For as long as I can remember I have always had this mixture of passions. I love creativity and growing up I would channel this into my artwork. However, I also had this passionate interest in the world of business. I channeled that starting in middle school when I started working at Oregon Stationery in Prineville, Oregon.
By the time I enrolled at the University of Oregon in 1983 I wasn’t sure what career path I would wander along in my life. Since I already had a couple of college-level drawing classes under my belt, I decided to enroll in the School of Arts. And with a dad who was a high school shop teacher, I figured that I would use my talent to become an art teacher.
That was until the life drawing class that changed my life forever. There I was with my charcoal stick in hand, drawing the model as perfectly as I could. The teacher was wandering the room, looking over everyone’s shoulders. He then came to me and watched me for quite some time. The longer he stayed, the more nervous I became. After what seemed like an eternity he finally spoke. “You’re in the wrong school,” he said. I was stunned.
“Let me explain,” he continued. “Your drawing is great. It looks exactly like the model. You are trying to replicate what you see, not interpret it. Artists interpret. That’s what makes it art. You might be more suited for commercial or graphic art. Or advertising.” As we continued to talk, I explained that I didn’t know anything about these fields. So he took his own time to schedule an appointment with me and an advisor at the UO School of Journalism and Communication. The advisor explained the world of advertising and I instantly saw that it was a field that blended both of my passions: creativity and business. I was hooked. And that one decision led me to a career I have enjoyed for over thirty years now in advertising, marketing and brand work for hundreds of clients.
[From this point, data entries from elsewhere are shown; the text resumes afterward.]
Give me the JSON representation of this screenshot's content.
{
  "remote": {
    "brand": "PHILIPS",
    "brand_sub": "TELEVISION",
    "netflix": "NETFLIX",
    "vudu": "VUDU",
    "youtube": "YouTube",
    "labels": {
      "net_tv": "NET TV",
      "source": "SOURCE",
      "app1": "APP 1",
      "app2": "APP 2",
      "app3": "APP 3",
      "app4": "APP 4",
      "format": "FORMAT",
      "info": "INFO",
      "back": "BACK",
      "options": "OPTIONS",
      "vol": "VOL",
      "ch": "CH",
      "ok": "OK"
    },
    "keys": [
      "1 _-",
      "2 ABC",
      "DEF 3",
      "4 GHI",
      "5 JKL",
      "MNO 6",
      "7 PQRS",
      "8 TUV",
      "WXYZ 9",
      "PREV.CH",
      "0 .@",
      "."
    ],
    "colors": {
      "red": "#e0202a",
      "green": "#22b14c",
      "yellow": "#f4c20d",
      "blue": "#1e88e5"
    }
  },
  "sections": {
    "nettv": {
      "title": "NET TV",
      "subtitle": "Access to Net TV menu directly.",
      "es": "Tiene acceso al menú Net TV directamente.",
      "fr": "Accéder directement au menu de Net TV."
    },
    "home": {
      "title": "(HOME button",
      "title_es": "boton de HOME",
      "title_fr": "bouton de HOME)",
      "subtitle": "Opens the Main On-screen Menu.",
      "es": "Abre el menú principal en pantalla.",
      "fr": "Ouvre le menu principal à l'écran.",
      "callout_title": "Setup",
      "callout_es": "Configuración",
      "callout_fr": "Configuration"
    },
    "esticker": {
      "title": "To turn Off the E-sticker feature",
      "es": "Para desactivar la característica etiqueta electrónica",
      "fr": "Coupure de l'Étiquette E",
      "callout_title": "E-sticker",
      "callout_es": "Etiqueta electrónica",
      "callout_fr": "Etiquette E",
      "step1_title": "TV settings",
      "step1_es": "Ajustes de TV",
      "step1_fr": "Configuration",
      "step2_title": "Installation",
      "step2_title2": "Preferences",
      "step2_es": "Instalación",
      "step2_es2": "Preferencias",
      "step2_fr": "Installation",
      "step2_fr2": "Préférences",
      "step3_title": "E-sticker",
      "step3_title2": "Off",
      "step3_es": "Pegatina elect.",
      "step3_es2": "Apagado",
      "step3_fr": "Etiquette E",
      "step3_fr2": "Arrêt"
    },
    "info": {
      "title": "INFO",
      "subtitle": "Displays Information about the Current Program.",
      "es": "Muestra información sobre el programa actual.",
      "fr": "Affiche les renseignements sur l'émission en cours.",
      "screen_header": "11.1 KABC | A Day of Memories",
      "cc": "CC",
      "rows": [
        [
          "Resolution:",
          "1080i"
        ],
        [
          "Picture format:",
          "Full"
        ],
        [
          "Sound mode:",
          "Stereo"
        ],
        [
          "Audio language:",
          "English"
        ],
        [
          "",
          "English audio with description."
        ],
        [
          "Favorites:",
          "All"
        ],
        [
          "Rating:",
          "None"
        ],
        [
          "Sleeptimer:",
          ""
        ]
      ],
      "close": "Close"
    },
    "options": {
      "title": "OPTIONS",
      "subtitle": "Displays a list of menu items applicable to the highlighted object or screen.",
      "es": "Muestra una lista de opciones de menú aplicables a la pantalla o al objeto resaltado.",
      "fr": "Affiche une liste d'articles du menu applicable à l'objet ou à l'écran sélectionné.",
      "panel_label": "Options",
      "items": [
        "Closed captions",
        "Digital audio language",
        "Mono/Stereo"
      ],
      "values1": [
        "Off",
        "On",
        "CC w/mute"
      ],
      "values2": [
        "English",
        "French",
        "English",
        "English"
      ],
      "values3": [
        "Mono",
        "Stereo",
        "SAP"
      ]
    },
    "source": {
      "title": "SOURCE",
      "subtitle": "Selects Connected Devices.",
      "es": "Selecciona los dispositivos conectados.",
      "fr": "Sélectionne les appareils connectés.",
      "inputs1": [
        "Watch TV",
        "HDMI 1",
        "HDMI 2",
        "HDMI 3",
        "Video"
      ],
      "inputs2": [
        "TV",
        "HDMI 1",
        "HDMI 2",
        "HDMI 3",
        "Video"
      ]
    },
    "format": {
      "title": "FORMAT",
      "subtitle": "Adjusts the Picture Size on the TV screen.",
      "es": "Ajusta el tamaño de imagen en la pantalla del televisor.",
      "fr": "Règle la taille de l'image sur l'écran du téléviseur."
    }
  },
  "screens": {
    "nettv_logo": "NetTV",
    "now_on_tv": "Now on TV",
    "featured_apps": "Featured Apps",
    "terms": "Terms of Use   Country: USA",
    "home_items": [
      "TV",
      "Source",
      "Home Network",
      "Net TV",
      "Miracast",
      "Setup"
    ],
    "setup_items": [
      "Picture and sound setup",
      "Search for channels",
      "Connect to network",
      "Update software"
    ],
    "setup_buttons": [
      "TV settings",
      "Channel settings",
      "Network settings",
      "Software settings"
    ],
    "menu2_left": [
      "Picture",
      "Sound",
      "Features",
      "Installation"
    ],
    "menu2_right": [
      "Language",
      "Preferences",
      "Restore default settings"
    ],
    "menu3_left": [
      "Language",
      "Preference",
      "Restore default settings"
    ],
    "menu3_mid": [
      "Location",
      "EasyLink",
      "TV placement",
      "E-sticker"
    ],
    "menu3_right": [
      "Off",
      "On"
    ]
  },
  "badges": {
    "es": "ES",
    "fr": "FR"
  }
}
The University of Oregon is one of those special communities where we all ask the “what if?” questions and help to make each other better individuals. We create the space for teachers like this one in my story (I wish I could remember his name) to step outside the traditional boundary and